Cycle trails linking Brown sites, the union of archaeology and Lidar mapping, and a short film on Brown were all discussed at a recent seminar.
The Capability Brown Festival project team held a ‘New ways of looking at Brown’ seminar in early November. It gathered nearly 40 site owners, representatives, academics, researchers, national heritage and trust representatives, and more.
Oliver Cox, Knowledge Exchange Fellow at the University of Oxford, presented an idea to cycle between Capability Brown sites as a way to explore multiple sites. He pitched the idea as the new horseback, a way to use sport as a learning experience about landscape while interacting with the landscape. The idea gathered a lot of positive comment, and is being explored as part of Phase 2 of the Capability Brown Festival.
A stand-out presentation from Tom Dommett, of Petworth House and Trust, explained a project running at the site to uncover what Brown did to the landscape, and how he did it. Petworth is currently linking lidar map information with an archaeological dig to track Brown’s work, and establish how the landscape has evolved over time. Lidar technology (a remote sensing technology that measures distance by illuminating a target with a laser and analyzing the reflected light) has been used to create a 3D model of the park, while the excavations are used to gain an idea of how the site would have been originally. The project uses technology, geology and archaeology to uncover history.

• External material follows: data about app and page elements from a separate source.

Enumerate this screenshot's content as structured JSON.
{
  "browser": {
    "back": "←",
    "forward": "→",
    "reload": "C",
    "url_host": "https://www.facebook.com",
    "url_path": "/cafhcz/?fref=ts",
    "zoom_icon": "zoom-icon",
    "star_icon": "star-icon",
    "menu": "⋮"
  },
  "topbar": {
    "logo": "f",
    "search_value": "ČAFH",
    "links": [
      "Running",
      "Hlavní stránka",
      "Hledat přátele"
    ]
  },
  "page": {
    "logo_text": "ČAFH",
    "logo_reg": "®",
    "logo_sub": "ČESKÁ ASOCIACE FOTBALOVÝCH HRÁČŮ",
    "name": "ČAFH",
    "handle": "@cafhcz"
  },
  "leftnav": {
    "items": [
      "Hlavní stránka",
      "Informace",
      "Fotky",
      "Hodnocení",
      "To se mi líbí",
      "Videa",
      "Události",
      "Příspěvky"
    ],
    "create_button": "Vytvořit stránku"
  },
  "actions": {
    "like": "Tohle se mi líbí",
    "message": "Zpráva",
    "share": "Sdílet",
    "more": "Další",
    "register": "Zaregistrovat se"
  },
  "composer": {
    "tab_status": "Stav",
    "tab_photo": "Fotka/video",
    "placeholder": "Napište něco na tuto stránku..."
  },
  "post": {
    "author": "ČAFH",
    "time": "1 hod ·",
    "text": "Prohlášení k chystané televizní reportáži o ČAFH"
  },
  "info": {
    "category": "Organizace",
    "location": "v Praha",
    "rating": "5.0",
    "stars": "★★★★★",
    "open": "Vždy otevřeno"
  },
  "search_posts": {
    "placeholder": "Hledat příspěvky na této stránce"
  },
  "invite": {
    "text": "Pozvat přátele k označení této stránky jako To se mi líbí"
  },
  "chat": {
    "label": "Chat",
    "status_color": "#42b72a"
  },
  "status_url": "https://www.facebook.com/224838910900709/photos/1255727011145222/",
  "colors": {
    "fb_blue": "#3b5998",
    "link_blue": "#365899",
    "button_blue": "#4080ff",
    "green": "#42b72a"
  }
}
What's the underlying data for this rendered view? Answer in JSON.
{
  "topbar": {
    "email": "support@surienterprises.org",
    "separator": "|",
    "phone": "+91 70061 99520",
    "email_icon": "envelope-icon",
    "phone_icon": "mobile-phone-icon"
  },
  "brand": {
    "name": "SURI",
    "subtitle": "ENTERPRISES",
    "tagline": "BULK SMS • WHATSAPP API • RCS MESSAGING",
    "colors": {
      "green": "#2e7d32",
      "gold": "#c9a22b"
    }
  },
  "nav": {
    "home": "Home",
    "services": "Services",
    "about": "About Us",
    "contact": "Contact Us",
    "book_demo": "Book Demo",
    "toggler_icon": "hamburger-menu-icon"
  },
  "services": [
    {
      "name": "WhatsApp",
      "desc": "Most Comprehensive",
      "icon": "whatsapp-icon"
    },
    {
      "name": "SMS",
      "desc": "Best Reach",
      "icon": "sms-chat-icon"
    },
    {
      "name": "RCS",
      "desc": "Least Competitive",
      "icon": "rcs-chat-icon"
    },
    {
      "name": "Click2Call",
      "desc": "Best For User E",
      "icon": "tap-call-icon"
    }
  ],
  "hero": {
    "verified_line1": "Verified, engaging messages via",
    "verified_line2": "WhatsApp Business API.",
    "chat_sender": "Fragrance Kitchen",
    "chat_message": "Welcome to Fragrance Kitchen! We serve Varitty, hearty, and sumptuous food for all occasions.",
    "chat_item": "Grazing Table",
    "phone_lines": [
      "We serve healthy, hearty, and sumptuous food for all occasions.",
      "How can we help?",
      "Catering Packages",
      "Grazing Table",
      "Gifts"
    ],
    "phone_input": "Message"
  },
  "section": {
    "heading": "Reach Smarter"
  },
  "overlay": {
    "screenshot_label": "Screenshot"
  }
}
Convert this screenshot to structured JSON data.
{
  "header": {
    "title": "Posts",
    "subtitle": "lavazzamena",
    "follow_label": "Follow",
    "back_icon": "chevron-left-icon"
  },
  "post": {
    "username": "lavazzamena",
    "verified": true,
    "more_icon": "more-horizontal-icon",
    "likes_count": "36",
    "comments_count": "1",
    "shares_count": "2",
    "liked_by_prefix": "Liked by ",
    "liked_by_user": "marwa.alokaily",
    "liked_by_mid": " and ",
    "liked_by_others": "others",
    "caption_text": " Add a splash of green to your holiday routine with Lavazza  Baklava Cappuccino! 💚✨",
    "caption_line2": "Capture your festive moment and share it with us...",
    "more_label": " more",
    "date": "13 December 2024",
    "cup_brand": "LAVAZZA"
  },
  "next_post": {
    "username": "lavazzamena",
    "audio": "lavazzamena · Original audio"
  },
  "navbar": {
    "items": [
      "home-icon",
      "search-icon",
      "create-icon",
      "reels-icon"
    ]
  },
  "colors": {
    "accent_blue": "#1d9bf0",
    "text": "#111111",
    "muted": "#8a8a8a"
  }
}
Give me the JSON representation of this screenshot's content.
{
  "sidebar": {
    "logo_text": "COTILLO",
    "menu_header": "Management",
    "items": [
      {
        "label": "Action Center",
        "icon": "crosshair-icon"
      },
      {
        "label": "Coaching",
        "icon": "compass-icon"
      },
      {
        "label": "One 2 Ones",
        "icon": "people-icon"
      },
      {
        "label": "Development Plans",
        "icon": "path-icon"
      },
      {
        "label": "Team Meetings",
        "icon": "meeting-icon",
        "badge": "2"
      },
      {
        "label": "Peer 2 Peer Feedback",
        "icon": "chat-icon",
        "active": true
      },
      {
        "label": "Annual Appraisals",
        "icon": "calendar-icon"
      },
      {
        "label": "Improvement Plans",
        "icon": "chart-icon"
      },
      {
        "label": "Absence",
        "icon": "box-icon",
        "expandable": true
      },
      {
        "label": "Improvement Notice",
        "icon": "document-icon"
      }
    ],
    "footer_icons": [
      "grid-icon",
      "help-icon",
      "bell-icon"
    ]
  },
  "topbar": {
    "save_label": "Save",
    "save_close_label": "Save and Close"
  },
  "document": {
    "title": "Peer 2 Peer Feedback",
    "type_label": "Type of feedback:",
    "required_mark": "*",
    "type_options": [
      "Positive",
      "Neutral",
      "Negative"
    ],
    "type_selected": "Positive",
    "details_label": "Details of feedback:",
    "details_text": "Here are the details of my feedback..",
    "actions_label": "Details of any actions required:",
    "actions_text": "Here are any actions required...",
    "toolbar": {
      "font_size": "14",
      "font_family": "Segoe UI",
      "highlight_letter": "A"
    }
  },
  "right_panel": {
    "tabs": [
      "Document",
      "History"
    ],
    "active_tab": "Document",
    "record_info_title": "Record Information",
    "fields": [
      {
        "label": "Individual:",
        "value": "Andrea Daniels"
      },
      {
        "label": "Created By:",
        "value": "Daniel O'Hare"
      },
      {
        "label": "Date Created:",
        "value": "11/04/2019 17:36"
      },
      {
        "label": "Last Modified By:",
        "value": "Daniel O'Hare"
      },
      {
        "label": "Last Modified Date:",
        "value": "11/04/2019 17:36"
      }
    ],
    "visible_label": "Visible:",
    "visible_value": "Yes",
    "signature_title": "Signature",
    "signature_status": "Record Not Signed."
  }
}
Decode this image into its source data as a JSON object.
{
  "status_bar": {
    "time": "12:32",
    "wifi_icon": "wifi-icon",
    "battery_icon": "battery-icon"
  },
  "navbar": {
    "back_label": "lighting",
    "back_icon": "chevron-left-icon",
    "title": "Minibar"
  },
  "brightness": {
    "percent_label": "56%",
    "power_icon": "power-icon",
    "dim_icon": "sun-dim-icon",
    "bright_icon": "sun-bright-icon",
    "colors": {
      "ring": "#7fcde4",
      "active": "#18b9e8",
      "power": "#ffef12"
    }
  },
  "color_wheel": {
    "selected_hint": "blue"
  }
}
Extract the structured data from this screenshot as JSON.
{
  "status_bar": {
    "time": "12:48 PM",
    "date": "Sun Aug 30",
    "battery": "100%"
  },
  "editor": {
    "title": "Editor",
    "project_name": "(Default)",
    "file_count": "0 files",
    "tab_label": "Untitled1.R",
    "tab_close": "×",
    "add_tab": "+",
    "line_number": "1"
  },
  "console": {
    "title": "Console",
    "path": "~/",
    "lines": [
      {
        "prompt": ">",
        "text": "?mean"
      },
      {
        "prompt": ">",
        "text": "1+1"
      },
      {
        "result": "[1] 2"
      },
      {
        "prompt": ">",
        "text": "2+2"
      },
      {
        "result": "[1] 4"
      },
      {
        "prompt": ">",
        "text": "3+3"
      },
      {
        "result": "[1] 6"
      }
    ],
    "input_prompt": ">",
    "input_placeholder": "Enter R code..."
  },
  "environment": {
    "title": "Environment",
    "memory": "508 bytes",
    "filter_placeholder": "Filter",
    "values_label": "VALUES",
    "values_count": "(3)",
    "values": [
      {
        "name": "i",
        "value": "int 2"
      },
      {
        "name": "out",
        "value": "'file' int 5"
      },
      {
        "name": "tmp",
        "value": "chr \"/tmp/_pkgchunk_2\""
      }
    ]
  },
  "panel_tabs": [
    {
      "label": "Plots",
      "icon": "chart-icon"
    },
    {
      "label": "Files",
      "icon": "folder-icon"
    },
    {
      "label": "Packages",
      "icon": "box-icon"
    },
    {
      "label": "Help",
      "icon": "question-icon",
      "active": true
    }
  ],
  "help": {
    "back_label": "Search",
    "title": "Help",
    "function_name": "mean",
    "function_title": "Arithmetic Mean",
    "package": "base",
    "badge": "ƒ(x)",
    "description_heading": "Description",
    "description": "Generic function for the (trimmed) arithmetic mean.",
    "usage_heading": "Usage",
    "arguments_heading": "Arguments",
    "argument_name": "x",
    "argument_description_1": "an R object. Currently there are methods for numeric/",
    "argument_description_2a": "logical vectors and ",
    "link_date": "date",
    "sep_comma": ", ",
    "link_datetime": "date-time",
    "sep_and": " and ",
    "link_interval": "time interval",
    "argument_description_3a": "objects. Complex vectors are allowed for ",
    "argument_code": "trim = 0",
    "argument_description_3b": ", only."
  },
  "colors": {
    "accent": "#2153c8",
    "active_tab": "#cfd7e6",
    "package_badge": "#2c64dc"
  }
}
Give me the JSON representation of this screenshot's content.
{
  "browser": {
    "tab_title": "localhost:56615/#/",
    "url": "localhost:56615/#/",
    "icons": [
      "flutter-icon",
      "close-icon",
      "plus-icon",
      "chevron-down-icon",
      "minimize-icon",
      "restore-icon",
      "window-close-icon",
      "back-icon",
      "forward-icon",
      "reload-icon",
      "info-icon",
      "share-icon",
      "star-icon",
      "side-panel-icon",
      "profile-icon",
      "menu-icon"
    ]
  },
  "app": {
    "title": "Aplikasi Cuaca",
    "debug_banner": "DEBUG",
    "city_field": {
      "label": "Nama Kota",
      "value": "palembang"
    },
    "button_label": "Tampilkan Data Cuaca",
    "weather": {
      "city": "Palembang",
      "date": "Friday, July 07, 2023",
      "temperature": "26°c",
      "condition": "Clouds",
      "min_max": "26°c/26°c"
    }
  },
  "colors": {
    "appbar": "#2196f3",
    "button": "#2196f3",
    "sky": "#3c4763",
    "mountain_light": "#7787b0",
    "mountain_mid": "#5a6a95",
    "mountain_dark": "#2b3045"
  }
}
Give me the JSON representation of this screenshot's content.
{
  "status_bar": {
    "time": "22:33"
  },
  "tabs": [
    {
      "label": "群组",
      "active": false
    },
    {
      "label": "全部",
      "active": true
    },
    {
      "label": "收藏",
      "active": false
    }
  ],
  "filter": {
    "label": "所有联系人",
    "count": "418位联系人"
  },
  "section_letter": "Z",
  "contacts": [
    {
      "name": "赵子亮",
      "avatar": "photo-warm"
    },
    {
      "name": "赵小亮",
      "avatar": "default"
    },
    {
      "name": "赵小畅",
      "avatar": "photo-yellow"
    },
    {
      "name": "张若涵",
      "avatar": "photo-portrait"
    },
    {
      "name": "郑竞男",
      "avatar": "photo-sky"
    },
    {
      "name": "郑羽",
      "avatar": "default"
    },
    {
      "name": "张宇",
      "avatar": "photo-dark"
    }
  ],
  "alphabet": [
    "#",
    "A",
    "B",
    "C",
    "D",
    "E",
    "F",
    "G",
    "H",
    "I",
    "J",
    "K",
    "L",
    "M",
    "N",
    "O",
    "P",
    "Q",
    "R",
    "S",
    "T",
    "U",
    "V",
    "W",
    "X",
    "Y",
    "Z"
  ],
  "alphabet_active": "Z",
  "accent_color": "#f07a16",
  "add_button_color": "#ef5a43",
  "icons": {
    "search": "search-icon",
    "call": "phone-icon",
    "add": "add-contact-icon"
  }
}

Also presented was Stowe’s short film, detailing ‘What would Capability Brown do today?’ The film was developed and shot over a week, through a creative partnership with 9 young people. The film aims to raise awareness of Stowe, which is a manmade landscape. The project was one of six audience development pilots carried out across the UK earlier this year. You can watch the ‘What would you do if you were Capabilty Brown today?’ video on YouTube.
The day was broken into 13 talks in three sections, with Q + As at the end of each section. Other talks included work on geocaching, interpretation of landscape through art, working with artists, volunteer researchers, and volunteer involvement with open days.